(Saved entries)
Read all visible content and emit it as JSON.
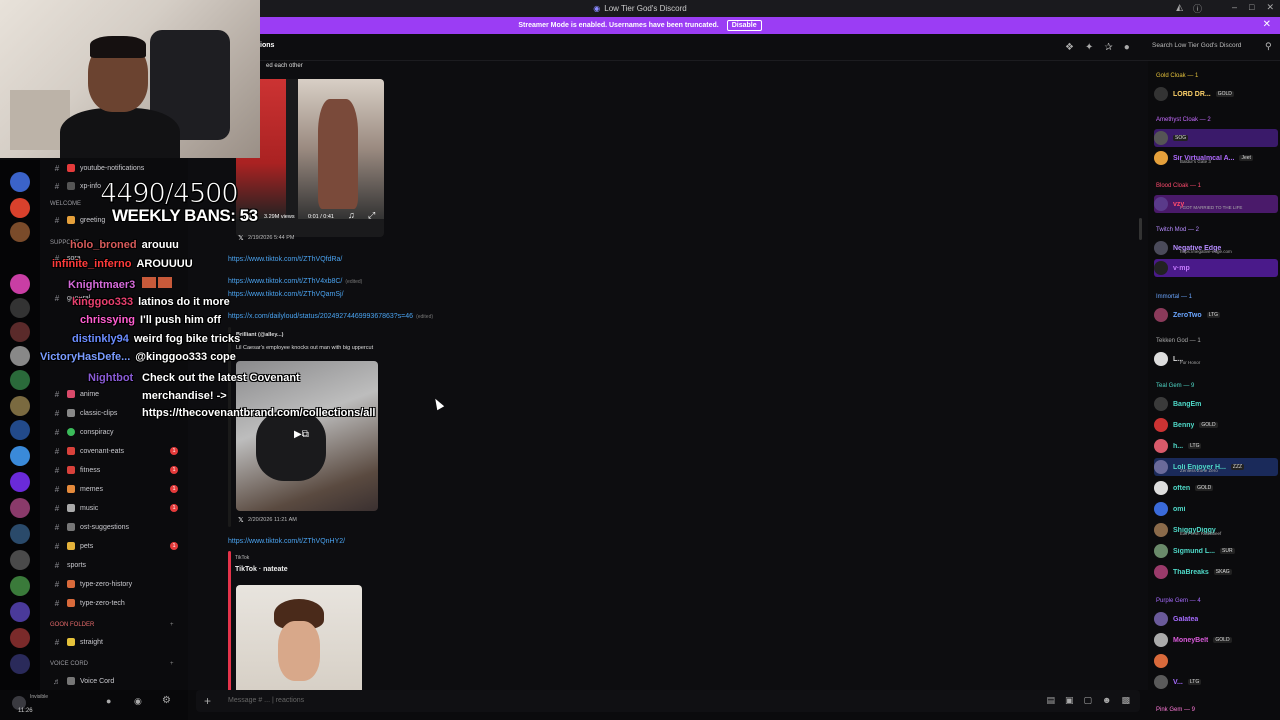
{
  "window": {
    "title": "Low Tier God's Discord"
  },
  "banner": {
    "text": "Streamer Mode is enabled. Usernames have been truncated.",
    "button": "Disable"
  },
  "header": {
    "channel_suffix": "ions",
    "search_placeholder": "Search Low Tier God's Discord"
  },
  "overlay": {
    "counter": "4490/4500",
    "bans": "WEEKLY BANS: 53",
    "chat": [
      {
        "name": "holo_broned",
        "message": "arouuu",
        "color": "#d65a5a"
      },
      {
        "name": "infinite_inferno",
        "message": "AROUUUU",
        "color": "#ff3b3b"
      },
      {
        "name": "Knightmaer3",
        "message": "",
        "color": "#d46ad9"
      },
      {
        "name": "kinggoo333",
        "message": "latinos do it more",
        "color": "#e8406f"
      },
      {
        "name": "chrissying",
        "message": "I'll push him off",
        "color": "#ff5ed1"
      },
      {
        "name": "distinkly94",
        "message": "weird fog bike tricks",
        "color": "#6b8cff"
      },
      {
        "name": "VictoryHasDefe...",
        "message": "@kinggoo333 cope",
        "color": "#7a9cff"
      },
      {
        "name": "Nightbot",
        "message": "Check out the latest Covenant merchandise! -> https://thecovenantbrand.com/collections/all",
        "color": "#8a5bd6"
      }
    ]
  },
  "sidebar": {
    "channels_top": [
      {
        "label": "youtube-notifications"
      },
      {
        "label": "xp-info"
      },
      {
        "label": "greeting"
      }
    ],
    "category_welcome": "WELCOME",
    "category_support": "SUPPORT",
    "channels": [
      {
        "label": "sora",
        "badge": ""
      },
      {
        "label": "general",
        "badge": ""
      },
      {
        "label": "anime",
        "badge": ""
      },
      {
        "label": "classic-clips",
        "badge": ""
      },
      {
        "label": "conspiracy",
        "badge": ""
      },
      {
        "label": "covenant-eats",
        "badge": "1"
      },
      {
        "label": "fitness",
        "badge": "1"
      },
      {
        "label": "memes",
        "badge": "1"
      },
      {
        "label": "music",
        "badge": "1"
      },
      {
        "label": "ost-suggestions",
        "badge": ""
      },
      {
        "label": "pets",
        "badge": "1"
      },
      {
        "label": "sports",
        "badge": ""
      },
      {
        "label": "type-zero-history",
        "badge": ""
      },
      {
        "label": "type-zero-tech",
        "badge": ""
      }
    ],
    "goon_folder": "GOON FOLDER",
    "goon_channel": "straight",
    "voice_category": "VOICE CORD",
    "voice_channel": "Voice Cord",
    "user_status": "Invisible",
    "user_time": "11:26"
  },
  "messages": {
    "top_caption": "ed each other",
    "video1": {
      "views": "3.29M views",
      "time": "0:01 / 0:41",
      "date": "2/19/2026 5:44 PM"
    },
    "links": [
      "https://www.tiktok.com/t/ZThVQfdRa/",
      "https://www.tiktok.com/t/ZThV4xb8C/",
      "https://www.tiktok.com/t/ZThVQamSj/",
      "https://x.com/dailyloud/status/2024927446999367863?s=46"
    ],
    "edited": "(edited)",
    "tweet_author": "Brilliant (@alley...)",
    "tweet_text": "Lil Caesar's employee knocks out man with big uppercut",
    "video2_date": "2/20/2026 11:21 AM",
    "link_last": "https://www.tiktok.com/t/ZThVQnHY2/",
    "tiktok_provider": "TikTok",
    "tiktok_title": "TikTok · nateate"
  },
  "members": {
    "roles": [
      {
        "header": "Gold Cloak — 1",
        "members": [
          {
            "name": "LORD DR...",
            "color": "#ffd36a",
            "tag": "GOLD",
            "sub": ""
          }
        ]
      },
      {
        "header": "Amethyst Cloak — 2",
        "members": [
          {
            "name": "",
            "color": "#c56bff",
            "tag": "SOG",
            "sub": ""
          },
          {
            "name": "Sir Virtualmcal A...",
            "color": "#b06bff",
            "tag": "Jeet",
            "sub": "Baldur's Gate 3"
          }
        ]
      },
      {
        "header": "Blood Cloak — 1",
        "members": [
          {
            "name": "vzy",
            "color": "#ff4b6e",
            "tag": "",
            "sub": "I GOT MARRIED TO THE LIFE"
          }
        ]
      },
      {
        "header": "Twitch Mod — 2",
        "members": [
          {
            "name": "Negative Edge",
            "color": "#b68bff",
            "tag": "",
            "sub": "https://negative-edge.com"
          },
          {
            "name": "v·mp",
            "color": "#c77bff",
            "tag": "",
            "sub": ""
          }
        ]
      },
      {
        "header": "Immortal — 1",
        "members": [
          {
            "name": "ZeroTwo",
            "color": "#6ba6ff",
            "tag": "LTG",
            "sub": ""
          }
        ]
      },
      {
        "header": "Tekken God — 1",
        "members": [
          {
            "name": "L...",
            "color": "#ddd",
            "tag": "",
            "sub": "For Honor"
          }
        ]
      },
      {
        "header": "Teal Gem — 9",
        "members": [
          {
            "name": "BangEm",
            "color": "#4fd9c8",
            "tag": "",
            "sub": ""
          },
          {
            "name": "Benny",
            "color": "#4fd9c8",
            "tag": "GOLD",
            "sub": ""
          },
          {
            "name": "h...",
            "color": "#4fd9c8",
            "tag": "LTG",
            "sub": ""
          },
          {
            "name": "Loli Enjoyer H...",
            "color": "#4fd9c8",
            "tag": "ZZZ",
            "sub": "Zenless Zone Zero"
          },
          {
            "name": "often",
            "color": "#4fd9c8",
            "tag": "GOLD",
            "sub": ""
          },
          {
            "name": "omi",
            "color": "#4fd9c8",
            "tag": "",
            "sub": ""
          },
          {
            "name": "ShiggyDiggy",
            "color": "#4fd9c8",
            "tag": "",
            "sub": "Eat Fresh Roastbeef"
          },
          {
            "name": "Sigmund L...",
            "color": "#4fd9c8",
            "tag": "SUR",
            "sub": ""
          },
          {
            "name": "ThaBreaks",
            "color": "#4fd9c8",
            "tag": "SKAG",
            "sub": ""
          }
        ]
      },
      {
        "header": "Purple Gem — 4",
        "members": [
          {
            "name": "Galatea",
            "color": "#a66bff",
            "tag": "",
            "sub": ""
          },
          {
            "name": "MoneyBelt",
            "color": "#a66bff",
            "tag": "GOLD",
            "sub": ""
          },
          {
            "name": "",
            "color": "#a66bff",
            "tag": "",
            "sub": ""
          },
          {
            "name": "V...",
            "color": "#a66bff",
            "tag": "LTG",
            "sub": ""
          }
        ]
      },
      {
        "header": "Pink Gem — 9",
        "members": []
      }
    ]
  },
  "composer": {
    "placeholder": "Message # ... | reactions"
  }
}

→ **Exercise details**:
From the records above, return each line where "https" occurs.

→ **Completed task**:
        "message": "Check out the latest Covenant merchandise! -> https://thecovenantbrand.com/collections/all",
      "https://www.tiktok.com/t/ZThVQfdRa/",
      "https://www.tiktok.com/t/ZThV4xb8C/",
      "https://www.tiktok.com/t/ZThVQamSj/",
      "https://x.com/dailyloud/status/2024927446999367863?s=46"
    "link_last": "https://www.tiktok.com/t/ZThVQnHY2/",
            "sub": "https://negative-edge.com"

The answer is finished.